ML Apps 

In many tasks, such as those in computer vision, machines have begun to exceed human performance. However, machines have much catching up to do when energy costs are accounted for. If ML systems are to become pervasive in our lives then it is imperative that this energy cost be significantly reduced. The availability of such low-energy realizations of ML systems will enable its deployment on embedded platforms such as biomedical devices, wearables, autonomous vehicles, IoT and many others.


ML in Silicon 

Our group focuses on the design of machine learning systems in nanoscale process technologies operating at the limits of robustness, energy efficiency, decision rate, latency, and form factor. We have a unique communications-inspired approach to the design of machine learning systems in silicon. The communications-inspired approach views a communication receiver as an inference kernel. In doing so, one is able to repurpose communication IC design methodologies developed since the early 90's, many in our group, to design inference systems in silicon.

We have also taken this connection between machine learning and communications to the next (advanced) level by treating the circuit and nanodevice fabric itself as a noisy channel on which to extract information from data. Such low signal-to-noise ratio (SNR) circuit fabrics arise when operating at the limits of energy efficiency, throughput, and form factor. We refer to this approach as Shannon-inspired statistical information processing. Statistical information processing therefore enables one to operate at the fundamental limits of efficiency and robustness exists, much like modern day communication links.

Our approach is described in more detail in this position paper and the accompanying presentation. Much of our research since 2013 is being conducted under the SONIC umbrella.

Research Projects

SIP photo 

Research projects in our group seek to take the systems-to-circuits journey as much as possible. Such a journey begins by developing a good understanding of machine learning algorithms, reformulating these to fit within implementation (computational, memory, energy, latency) constraints, following by mapping such algorithms to realizable architectures, which are then realized via integrated circuit implementations.

Resource-constrained Machine Learning Algorithms

Here we consider the problem of designing learning algorithms with minimal precision, storage and computational requirements, while meeting a guaranteed level of decision-making accuracy. Topics include obtaining minimal precision requirements of the commonly used stochastic gradient descent learning algorithm for commonly employed machine learning systems such as the support vector machines, deep neural networks, and others.

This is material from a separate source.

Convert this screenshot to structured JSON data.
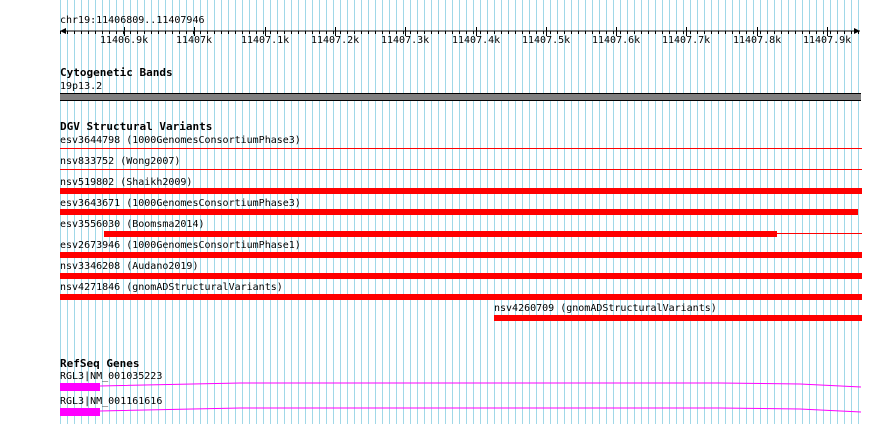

Statistical Error Compensation

Shannon-inspired information processing calls for error compensation of system-level errors caused by low-SNR circuit fabrics operating at the limits of efficiency. Statistical error compensation (SEC) leverages the signal and noise statistics to compensate for high raw error-rates (up to 80%) efficiently, i.e., with logic overheads between 5% to 20%. SEC is based on concepts from statistical inference, signal processing, and machine learning, and therefore, is much more efficient than conventional approaches based on fault-tolerant computing. Here, we investigate new approaches for compensating errors using Shannon (communications) theory.

In-memory and In-sensor Information Processing Platforms

Massive data movement in machine learning systems between storage or sensing subsystems and the digital processor, leads to high energy consumption and a severe througput bottleneck, e.g., the memory-processor bottleneck. In this set of projects, we embed information processing at the data source to drastically reduce data movement. Doing so requires information processing to be implemented in a low-SNR fashion, as storage or sensing fabrics are fundamentally incompatible with the high-SNR computing fabrics. Through a combination of application-level error-tolerance, SEC, and retraining, we strive to design in-memory and in-sensor information processing systems that provide a guaranteed level of decision-making accuracy.

Enabling Beyond CMOS Systems

Can Shannon-inspired information processing help compensate for the intrinsic stochastic behavior of beyond CMOS fabrics, and make these competitive with CMOS? In these projects, we apply SEC to study the robustness, energy efficiency, throughput, and form factor, trade-offs when realizing inference kernels in beyond CMOS fabrics such as spin and graphene. These projects are done in collaboration with device researchers in academia and industry.


We gratefully acknowledge the sponsorship of our research by the National Science Foundation, the Defense Advanced Projects Agency, the Semiconductor Research Corporation, the Gigascale Systems Research Center, the Systems on Nanoscale Information fabriCs (SONIC) Center, Texas Instruments, Micron, IBM, GlobalFoundaries, Intel Corporation, National Semiconductor, Rockwell, Analog Devices, and FutureWei Technologies.